The woods are still changing. Tougher locals replacing the invasives. Big trees, now: southern beech have their grey trunks bearded with ferns and cascades of epiphytes. They are massive trees, trunks fork and sweep majestic branches out over the path. Elegant Rimu and Totara slip in beside them. Tough vines string trees together and by now, I seem to have left all the birds behind and the woods are quiet. Tree ferns sigh and their dangling dried fronds whisper secrets to each other. Or rustle suggestively so that I reflexively look for the squirrels of home or expect deer.
The path climbs and forks and I take the narrow trail that loops back, climbs up the hill. Steps. More steps. Somewhere I take my shoes off. The need to do this barefoot is greater than the risk of thorns. Still climbing, still rambling, at least on the inside, I turn a corner

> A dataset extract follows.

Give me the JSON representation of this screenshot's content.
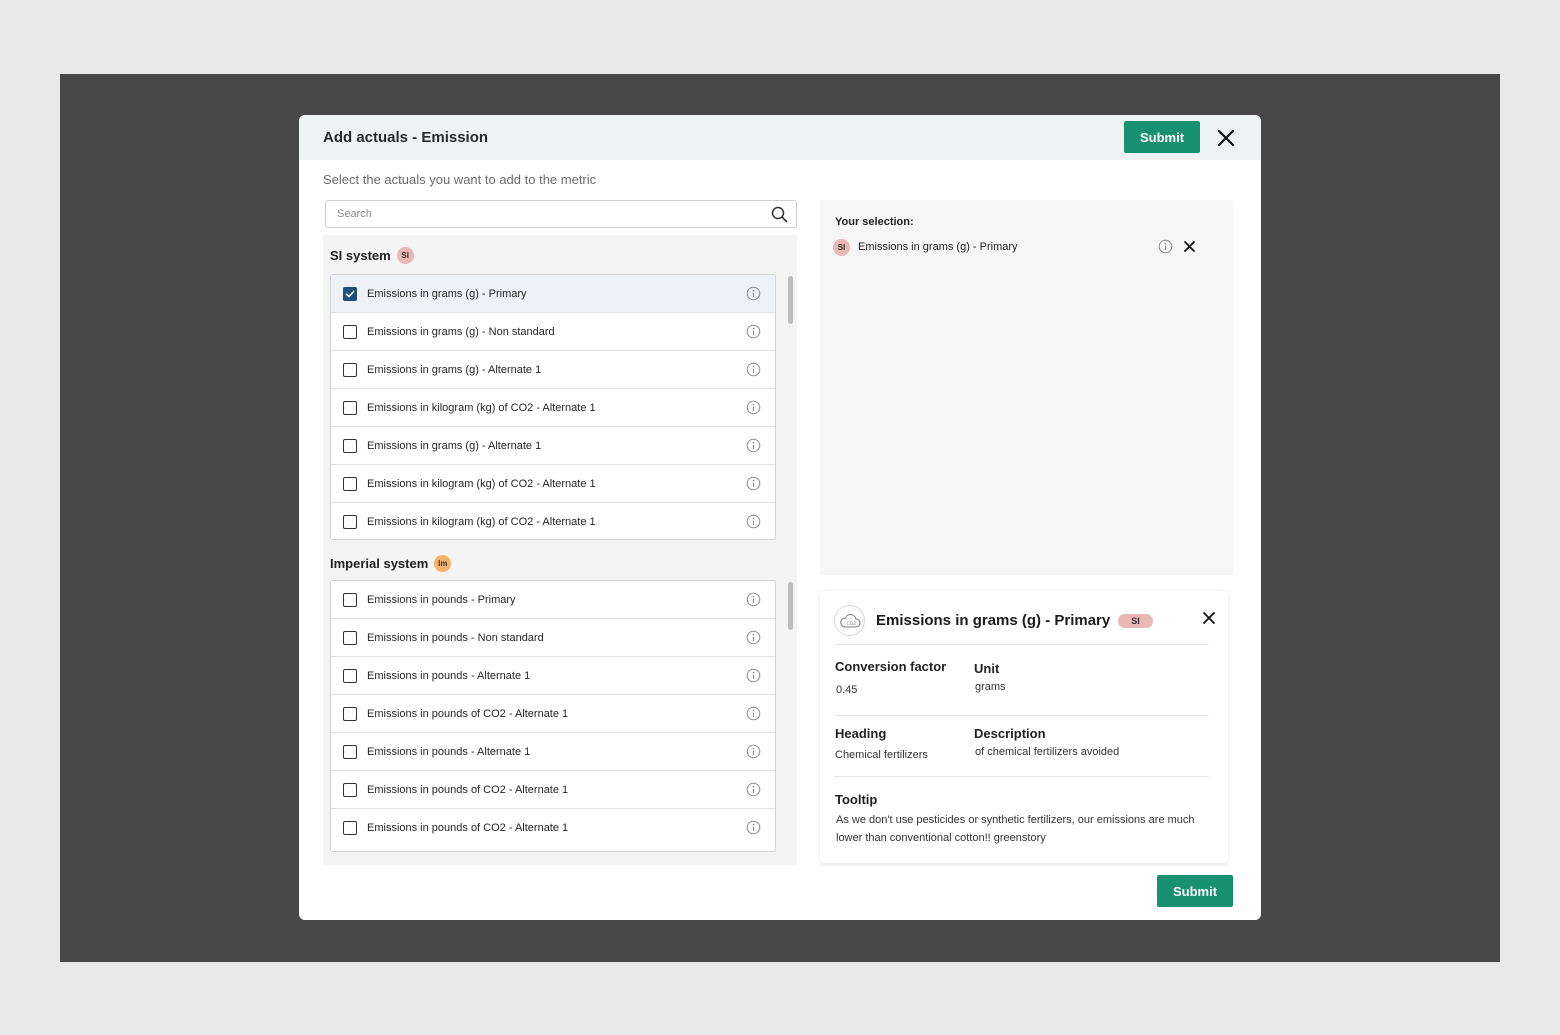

I have met older trees and possibly met bigger ones but very rarely have I met a tree with the simple majesty of a mature Kauri. At 500 years, the Tuahu Kauri is the oldest of this forest and it stands there and takes my breath away. Someone written into being from a book. It reminds me of so many moments: Tolkien's Middle Earth. Beautiful Iftsiga from Andre Norton's Janus books. Ursula Le Guin: The Word for World is Forest. Charles de Lint's First Forest. Middle Earth again. Mallorn?
At 8' wide, the trunk soars upwards. 25' before the first branches, The trunk is sort-of smooth. It flakes carefully to keep itself free of fern-beards and moss-hairy chests. Those growths come with the branches high above. Here, the trunk feels rough as elephant skin and as grey. Down at ground level, Vulnerable root systems lie just below the surface, cruising through the mulch the trees make for themselves. Delicate, easily crushed, too fragile for a tree of this size, we have to approach Kauri on boardwalks, lifting us off their sacred ground and making the whole experience even more of an audience
For it is an audience and I know I enter the Presence as a supplicant slipping into the throne room. somewhere, I slow down. Feel the smooth wood under my feet, the warmth if it, the rightness of the moment. somewhere I manage to shut myself up. To stop talking and reading and spouting and just. Stop. And be still. And curl up on a corner of the boardwalk and just breathe for a bit. And stop for a bit and be wrapped in the ancient, growing peace of a Kauri tree.
Tane mahuta in the Agathis Forest of Northland, New Zealand, is believed to be the oldest kauri surviving and to be anywhere from1 250 to 2,500 years old. Coyly, Tane does not give away his age